Phosphorus has long
been the highest priority when recovering plant nutrients from sewage. However,
nitrogen should be given top priority according to a new evaluation of criteria
linked to the use of non-renewable resources, vulnerability, and potentially
reduced climate impact.
When prioritizing recovery from wastewater, phosphorus often
emphasised as it is necessary for all life and as it is stated to soon run out
(Peak phosphorus). There is reason to question this one-sided emphasis on
phosphorus. The report “Phosphorus, nitrogen, potassium and sulphur – access,
vulnerability and recovery from wastewater” reviews a) risks linked to the
production of artificial fertilizers from non-renewable resources; b) the
vulnerability of Swedish plant production to blocked import of artificial
fertilizers; and c) potentially reduced climate impact in the recovery of plant
nutrients from wastewater.
All investigated criteria show that the recovery of nitrogen from wastewater should be given highest prioritized, and significantly higher than the recovery of both phosphorus and potassium. According to its directives, the presently working governmental investigation on sewage sludge is obliged to submit a proposal focused on recycling of phosphorus from sewage sludge by 10 January 2020. The risk is obvious that the wastewater sector will be forced to devote considerable resources to phosphorus recovery, resources that should be invested in nitrogen recovery to best contribute towards increased sustainability for both the wastewater system and the entire food system.

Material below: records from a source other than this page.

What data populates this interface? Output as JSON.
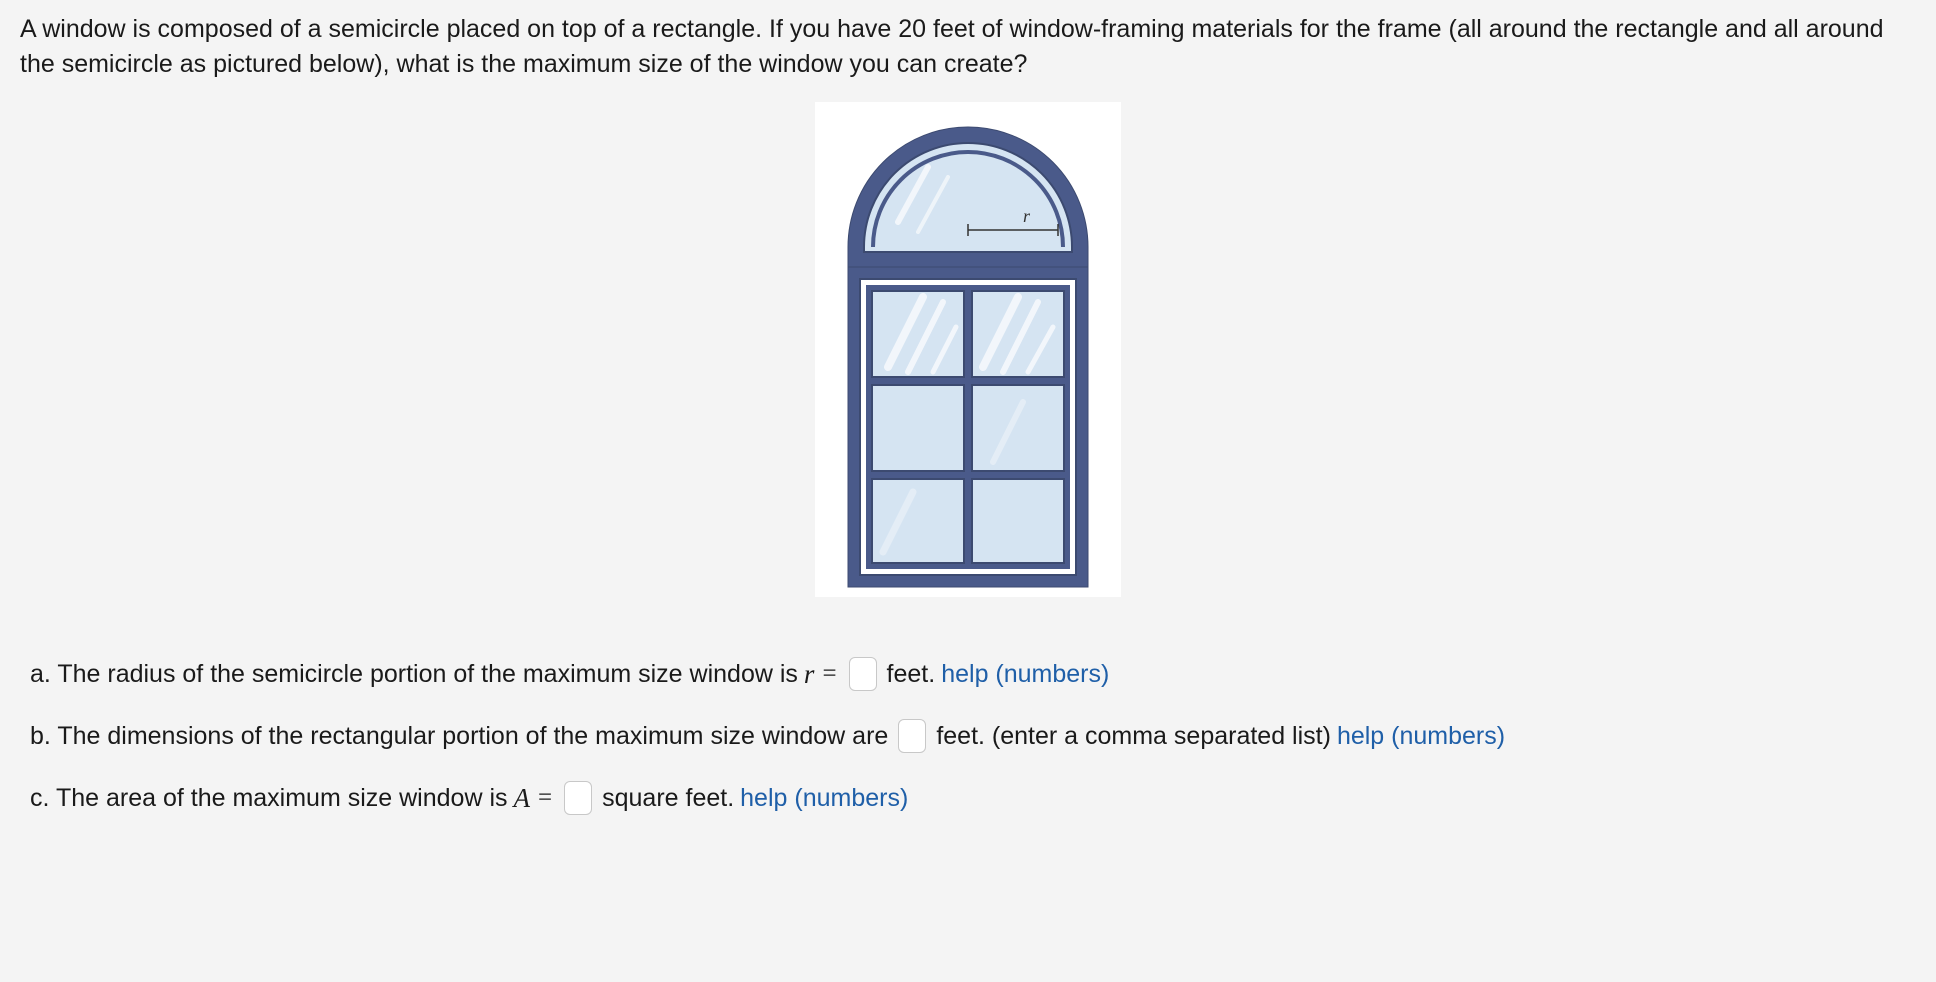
{
  "problem": {
    "text": "A window is composed of a semicircle placed on top of a rectangle. If you have 20 feet of window-framing materials for the frame (all around the rectangle and all around the semicircle as pictured below), what is the maximum size of the window you can create?"
  },
  "image": {
    "radius_label": "r"
  },
  "parts": {
    "a": {
      "prefix": "a. The radius of the semicircle portion of the maximum size window is ",
      "var": "r",
      "eq": "=",
      "unit": "feet.",
      "help": "help (numbers)"
    },
    "b": {
      "prefix": "b. The dimensions of the rectangular portion of the maximum size window are",
      "unit": "feet. (enter a comma separated list)",
      "help": "help (numbers)"
    },
    "c": {
      "prefix": "c. The area of the maximum size window is ",
      "var": "A",
      "eq": "=",
      "unit": "square feet.",
      "help": "help (numbers)"
    }
  }
}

For more information, read the report: Fosfor, kväve, kalium och svavel – tillgång, sårbarhet och återvinning från avlopp. Download from: https://pub.epsilon.slu.se/16407/
Earlier this week, a few members of Kretsloppsteknik hosted a group of SIDA’s International Training Programme participants in Uppsala. NIRAS on behalf of SIDA implements a number of International Training Programmes. Kretsloppsteknik is involved as part of this program through NIRAS with focus on participants from both Asian and African countries. During these visits, we teach, present, and do technology demonstration through field visits talking about safe nutrient recycling, source-separating sanitation systems, management of organic wastes, socio-technical systems analysis, etc.
In this article, the occurrence and fate of 29 multiple-class pharmaceuticals (PhACs) in two source separated sanitation systems based on: (i) batch experiments for the anaerobic digestion (AD) of fecal sludge under mesophilic (37 °C) and thermophilic (52 °C) conditions, and (ii) a full-scale blackwater treatment plant using wet composting and sanitation with urea addition. For more information, please read: https://www.sciencedirect.com/science/article/pii/S004896971935524X .